The conventional simple cubic (SC) unit cell. This structure is relatively rare amongst the metallic elements and only Po appears to crystallize in the SC structure at room temperature and pressure. This is likely because the packing efficiency and coordination number for this structure are low at 0.52 and 6 respectively.
Of much more interest are compounds based on the SC lattice. For example, the CsCl structure is based on the SC lattice with a two atom basis. The Cl atom is at position 0 0 0 and the Cs at 0.5 0.5 0.5. Here, and in the structures below, the atoms are shown at a reduced relative diameter to emphasize the structure. Other materials which crystalize in this structure are TlBr, TlI, NH4Cl, RbCl, CuZn (beta-Brass), AgMg, LiHg, AlNi and BeCu.
The conventional face-centered cubic (FCC) lattice. This structure is very common amongst metallic elements because it maximises nearest neighbor interactions (coordination number of 12). The unit cell has a packing efficiency of 0.74. The FCC structure is also known as the cubic close-packed (CCP) structure.
The conventional FCC lattice cut along the (111) plane (cell diagonal). This view indicates the relationship between the conventional cubic lattice and a lattice formed by close-packed hexagonal layers in an ABCABC stacking arrangement.
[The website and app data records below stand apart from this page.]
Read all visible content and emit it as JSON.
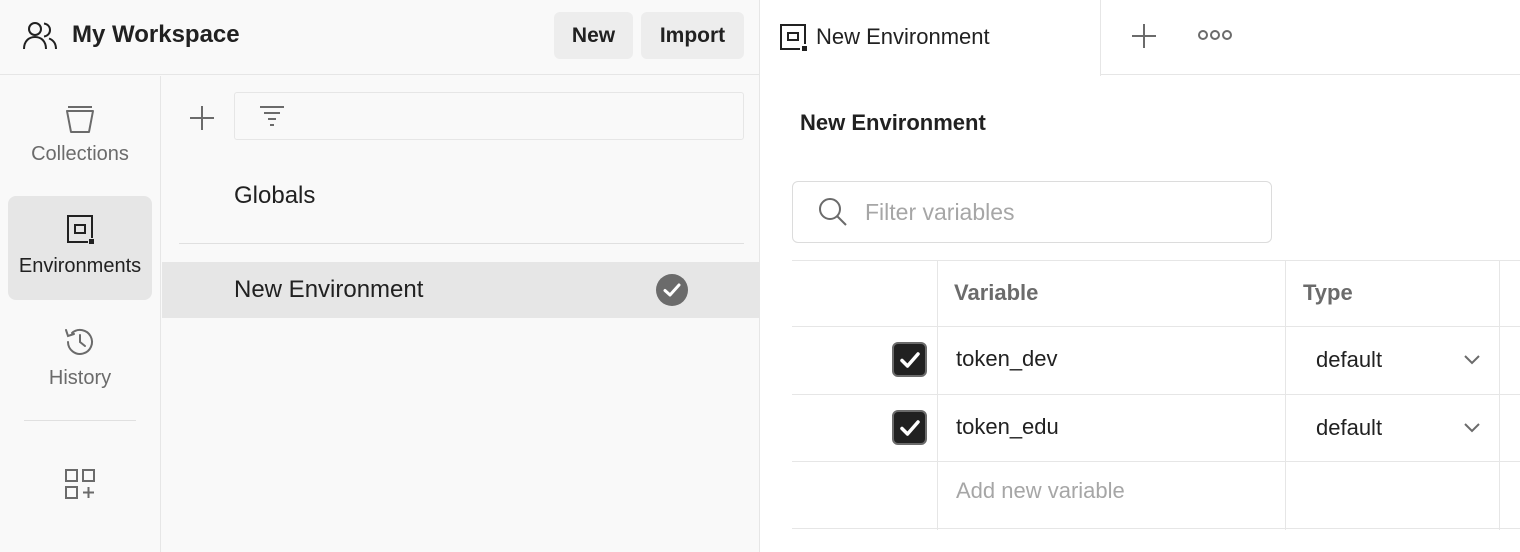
{
  "workspace": {
    "title": "My Workspace",
    "new_button": "New",
    "import_button": "Import"
  },
  "sidebar": {
    "items": [
      {
        "label": "Collections",
        "icon": "collections-icon",
        "active": false
      },
      {
        "label": "Environments",
        "icon": "environments-icon",
        "active": true
      },
      {
        "label": "History",
        "icon": "history-icon",
        "active": false
      }
    ],
    "apps_icon": "add-apps-icon"
  },
  "env_list": {
    "globals": "Globals",
    "items": [
      {
        "label": "New Environment",
        "active": true,
        "icon": "check-circle-icon"
      }
    ]
  },
  "tabs": {
    "items": [
      {
        "label": "New Environment",
        "icon": "environment-icon"
      }
    ],
    "add_icon": "plus-icon",
    "more_icon": "more-horizontal-icon"
  },
  "editor": {
    "title": "New Environment",
    "filter_placeholder": "Filter variables",
    "columns": [
      "Variable",
      "Type"
    ],
    "rows": [
      {
        "enabled": true,
        "variable": "token_dev",
        "type": "default"
      },
      {
        "enabled": true,
        "variable": "token_edu",
        "type": "default"
      }
    ],
    "add_placeholder": "Add new variable"
  },
  "colors": {
    "sidebar_bg": "#f9f9f9",
    "active_bg": "#e6e6e6",
    "text": "#212121",
    "muted": "#6b6b6b",
    "checkbox": "#212121"
  }
}
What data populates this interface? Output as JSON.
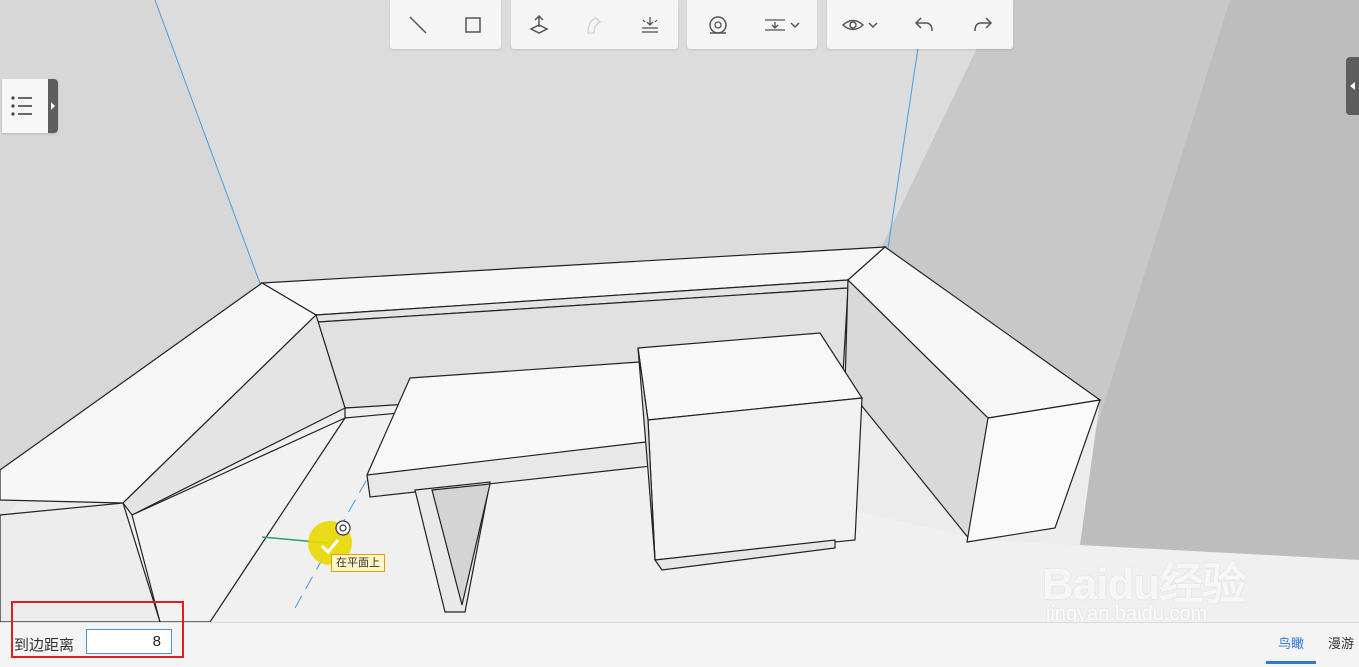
{
  "toolbar": {
    "groups": [
      {
        "items": [
          {
            "icon": "line-tool-icon"
          },
          {
            "icon": "rectangle-tool-icon"
          }
        ]
      },
      {
        "items": [
          {
            "icon": "push-pull-icon"
          },
          {
            "icon": "follow-me-icon"
          },
          {
            "icon": "offset-icon"
          }
        ]
      },
      {
        "items": [
          {
            "icon": "tape-measure-icon"
          },
          {
            "icon": "align-dropdown-icon"
          }
        ]
      },
      {
        "items": [
          {
            "icon": "view-eye-icon"
          },
          {
            "icon": "undo-icon"
          },
          {
            "icon": "redo-icon"
          }
        ]
      }
    ]
  },
  "left_panel": {
    "icon": "list-menu-icon"
  },
  "snap_tooltip": "在平面上",
  "status_bar": {
    "distance_label": "到边距离",
    "distance_value": "8"
  },
  "view_tabs": [
    {
      "label": "鸟瞰",
      "active": true
    },
    {
      "label": "漫游",
      "active": false
    }
  ],
  "watermark": {
    "logo": "Baidu经验",
    "url": "jingyan.baidu.com"
  },
  "colors": {
    "accent": "#2f78d6",
    "highlight_box": "#e02020",
    "guide_line": "#4a9be0",
    "snap_marker": "#e8d800"
  }
}
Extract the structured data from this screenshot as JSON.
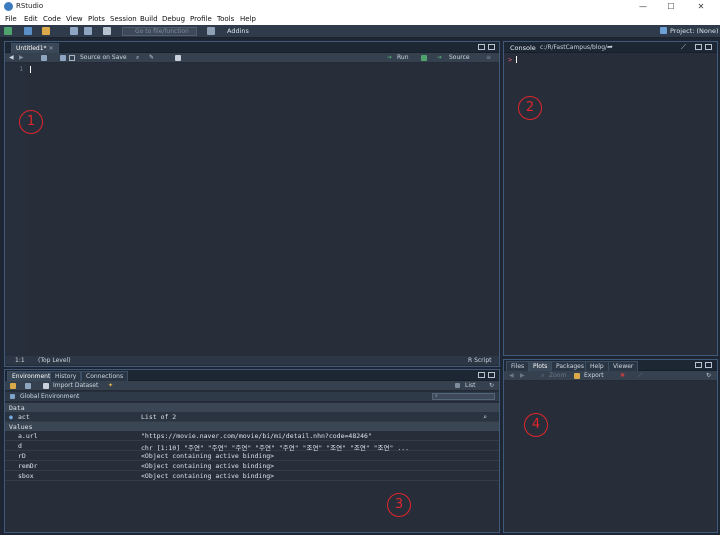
{
  "window": {
    "title": "RStudio",
    "controls": [
      "—",
      "☐",
      "✕"
    ]
  },
  "menu": [
    "File",
    "Edit",
    "Code",
    "View",
    "Plots",
    "Session",
    "Build",
    "Debug",
    "Profile",
    "Tools",
    "Help"
  ],
  "toolbar": {
    "goto_placeholder": "Go to file/function",
    "addins": "Addins",
    "project": "Project: (None)"
  },
  "editor": {
    "tab": "Untitled1*",
    "source_on_save": "Source on Save",
    "run": "Run",
    "source": "Source",
    "line_number": "1",
    "cursor_pos": "1:1",
    "scope": "(Top Level)",
    "file_type": "R Script",
    "annotation": "1"
  },
  "console": {
    "title": "Console",
    "path": "c:/R/FastCampus/blog/",
    "prompt": ">",
    "annotation": "2"
  },
  "environment": {
    "tabs": [
      "Environment",
      "History",
      "Connections"
    ],
    "import_label": "Import Dataset",
    "list_label": "List",
    "scope": "Global Environment",
    "data_header": "Data",
    "values_header": "Values",
    "data_rows": [
      {
        "name": "act",
        "value": "List of 2"
      }
    ],
    "value_rows": [
      {
        "name": "a.url",
        "value": "\"https://movie.naver.com/movie/bi/mi/detail.nhn?code=48246\""
      },
      {
        "name": "d",
        "value": "chr [1:10] \"주연\" \"주연\" \"주연\" \"주연\" \"주연\" \"조연\" \"조연\" \"조연\" \"조연\" ..."
      },
      {
        "name": "rD",
        "value": "<Object containing active binding>"
      },
      {
        "name": "remDr",
        "value": "<Object containing active binding>"
      },
      {
        "name": "sbox",
        "value": "<Object containing active binding>"
      }
    ],
    "annotation": "3"
  },
  "files": {
    "tabs": [
      "Files",
      "Plots",
      "Packages",
      "Help",
      "Viewer"
    ],
    "zoom": "Zoom",
    "export": "Export",
    "annotation": "4"
  }
}
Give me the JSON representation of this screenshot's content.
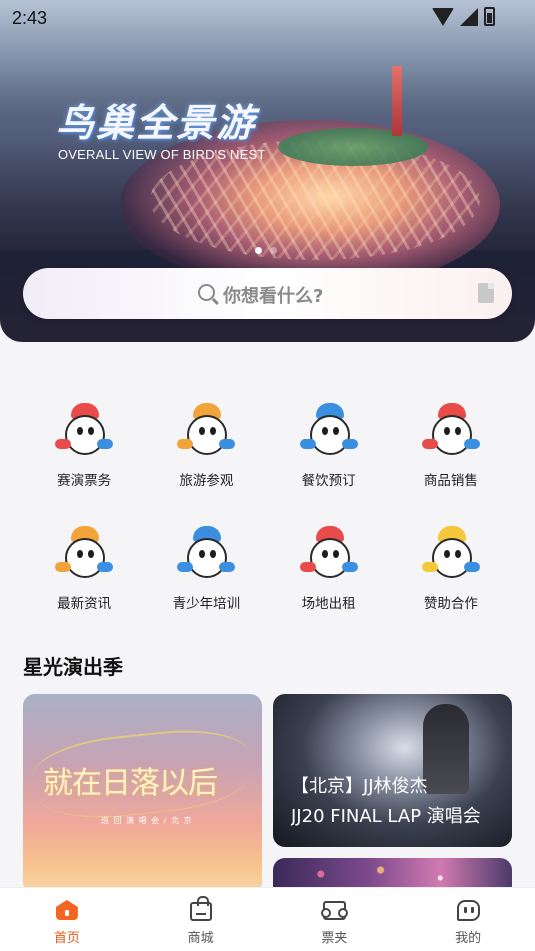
{
  "status_bar": {
    "time": "2:43"
  },
  "banner": {
    "title_cn": "鸟巢全景游",
    "title_en": "OVERALL VIEW OF BIRD'S NEST",
    "page_count": 2,
    "active_page": 1
  },
  "search": {
    "placeholder": "你想看什么?"
  },
  "services": [
    {
      "label": "赛演票务",
      "icon": "mascot-ticket-icon",
      "color": "#e94b4b"
    },
    {
      "label": "旅游参观",
      "icon": "mascot-tour-icon",
      "color": "#f2a33a"
    },
    {
      "label": "餐饮预订",
      "icon": "mascot-dining-icon",
      "color": "#3b8fe0"
    },
    {
      "label": "商品销售",
      "icon": "mascot-shop-icon",
      "color": "#e94b4b"
    },
    {
      "label": "最新资讯",
      "icon": "mascot-news-icon",
      "color": "#f2a33a"
    },
    {
      "label": "青少年培训",
      "icon": "mascot-training-icon",
      "color": "#3b8fe0"
    },
    {
      "label": "场地出租",
      "icon": "mascot-rental-icon",
      "color": "#e94b4b"
    },
    {
      "label": "赞助合作",
      "icon": "mascot-sponsor-icon",
      "color": "#f5c73a"
    }
  ],
  "section": {
    "title": "星光演出季",
    "cards": [
      {
        "poster_title": "就在日落以后",
        "poster_sub": "巡 回 演 唱 会 / 北 京"
      },
      {
        "caption_line1": "【北京】JJ林俊杰",
        "caption_line2": "JJ20 FINAL LAP 演唱会"
      }
    ]
  },
  "tabbar": {
    "tabs": [
      {
        "label": "首页",
        "icon": "home-icon",
        "active": true
      },
      {
        "label": "商城",
        "icon": "shopping-bag-icon",
        "active": false
      },
      {
        "label": "票夹",
        "icon": "ticket-icon",
        "active": false
      },
      {
        "label": "我的",
        "icon": "profile-icon",
        "active": false
      }
    ]
  },
  "colors": {
    "accent": "#f26522",
    "background": "#f5f5f7"
  }
}
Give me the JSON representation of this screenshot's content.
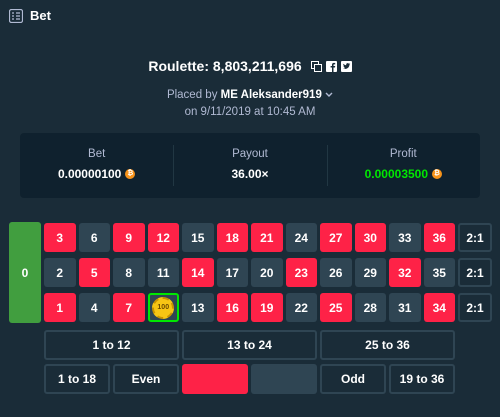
{
  "header": {
    "title": "Bet",
    "icon": "bet-slip-icon"
  },
  "bet_info": {
    "game_label": "Roulette: 8,803,211,696",
    "placed_prefix": "Placed by ",
    "user": "ME Aleksander919",
    "date": "on 9/11/2019 at 10:45 AM"
  },
  "stats": {
    "bet_label": "Bet",
    "bet_value": "0.00000100",
    "payout_label": "Payout",
    "payout_value": "36.00×",
    "profit_label": "Profit",
    "profit_value": "0.00003500"
  },
  "colors": {
    "red": "#fe2247",
    "black": "#2f4553",
    "green": "#419e3f",
    "profit": "#00e701",
    "btc": "#f7931a"
  },
  "board": {
    "zero": "0",
    "rows": [
      [
        {
          "n": "3",
          "c": "red"
        },
        {
          "n": "6",
          "c": "black"
        },
        {
          "n": "9",
          "c": "red"
        },
        {
          "n": "12",
          "c": "red"
        },
        {
          "n": "15",
          "c": "black"
        },
        {
          "n": "18",
          "c": "red"
        },
        {
          "n": "21",
          "c": "red"
        },
        {
          "n": "24",
          "c": "black"
        },
        {
          "n": "27",
          "c": "red"
        },
        {
          "n": "30",
          "c": "red"
        },
        {
          "n": "33",
          "c": "black"
        },
        {
          "n": "36",
          "c": "red"
        }
      ],
      [
        {
          "n": "2",
          "c": "black"
        },
        {
          "n": "5",
          "c": "red"
        },
        {
          "n": "8",
          "c": "black"
        },
        {
          "n": "11",
          "c": "black"
        },
        {
          "n": "14",
          "c": "red"
        },
        {
          "n": "17",
          "c": "black"
        },
        {
          "n": "20",
          "c": "black"
        },
        {
          "n": "23",
          "c": "red"
        },
        {
          "n": "26",
          "c": "black"
        },
        {
          "n": "29",
          "c": "black"
        },
        {
          "n": "32",
          "c": "red"
        },
        {
          "n": "35",
          "c": "black"
        }
      ],
      [
        {
          "n": "1",
          "c": "red"
        },
        {
          "n": "4",
          "c": "black"
        },
        {
          "n": "7",
          "c": "red"
        },
        {
          "n": "10",
          "c": "black"
        },
        {
          "n": "13",
          "c": "black"
        },
        {
          "n": "16",
          "c": "red"
        },
        {
          "n": "19",
          "c": "red"
        },
        {
          "n": "22",
          "c": "black"
        },
        {
          "n": "25",
          "c": "red"
        },
        {
          "n": "28",
          "c": "black"
        },
        {
          "n": "31",
          "c": "black"
        },
        {
          "n": "34",
          "c": "red"
        }
      ]
    ],
    "column_bets": [
      "2:1",
      "2:1",
      "2:1"
    ],
    "dozens": [
      "1 to 12",
      "13 to 24",
      "25 to 36"
    ],
    "outside": [
      "1 to 18",
      "Even",
      "",
      "",
      "Odd",
      "19 to 36"
    ],
    "chip_value": "100",
    "chip_on": "10"
  }
}
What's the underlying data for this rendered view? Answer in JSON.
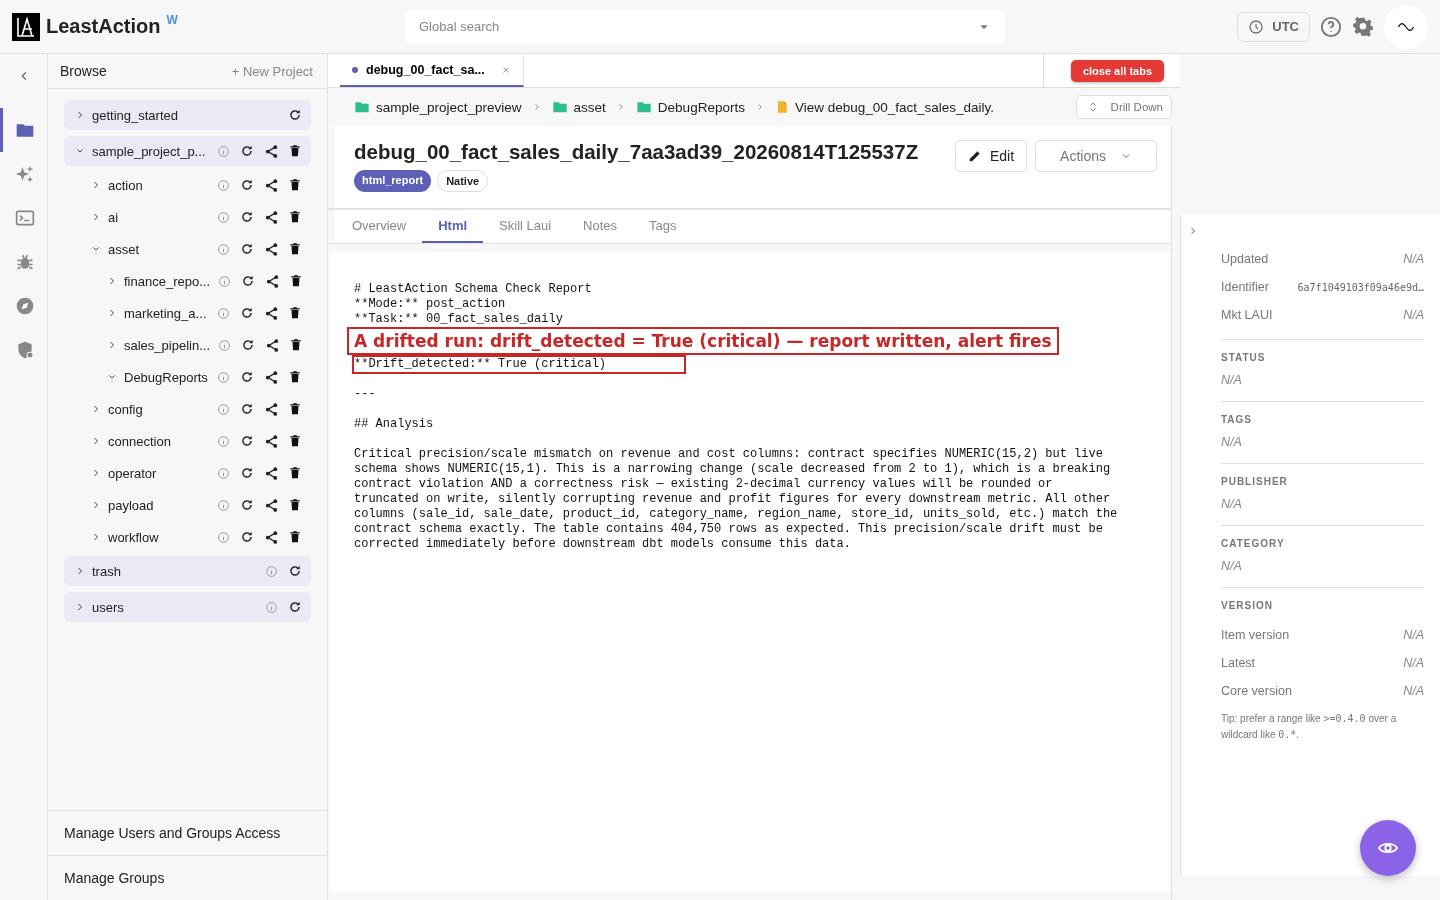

The conventional body-centered cubic (BCC) lattice, another common crystal structure adopted by metallic solids such as Fe, Cr, Mo and W. The packing efficiency is slightly worse than the FCC lattice at 0.68 and the coordination number is lower at 8.
The conventional NaCl unit cell. This cell can be described as a simple FCC lattice with a two atom (Na, Cl) basis or two interpenetrating FCC lattices, one of Na and one of Cl, displaced from each other by 0.5 of the body diagonal. This is a common structure for ionic compounds inclusing LiH, KCl, PbS, AgBr, MgO and MnO.
The conventional CaF2 (fluorite) unit cell. The fluoride ions form a FCC lattice while the Ca ions are placed in a simple cubic arrangment in the tetrahedral holes. The anti-fluorite structure has the atomic positions reversed.
The diamond unit cell is adopted by C (diamond), Si, Ge and grey Sn. It is formed by elements which have a strong covalent bonding tendency. The directionality of these covalent bonds favors structures other than simple close-packed. The structure can be visualized as an FCC lattice with two atom basis (both C atoms). It is a curious quirk of geometry that this produces local tetrahedral bonding around each atom. Alternatively, the structure can be considered as an FCC lattice with half of the tetrahedral holes filled by interstitial C atoms. This structure has a packing efficiency of 0.34, much lower than any close-packed lattice.
The cubic ZnS unit cell (zincblende) is closely related to the diamond unit cell. If we consider the diamond lattice as two interpenetrating FCC lattices, then in zincblende one lattice is composed of Zn atoms and the other of S atoms.

This page created January 14, 1998 by Simon J. Garrett.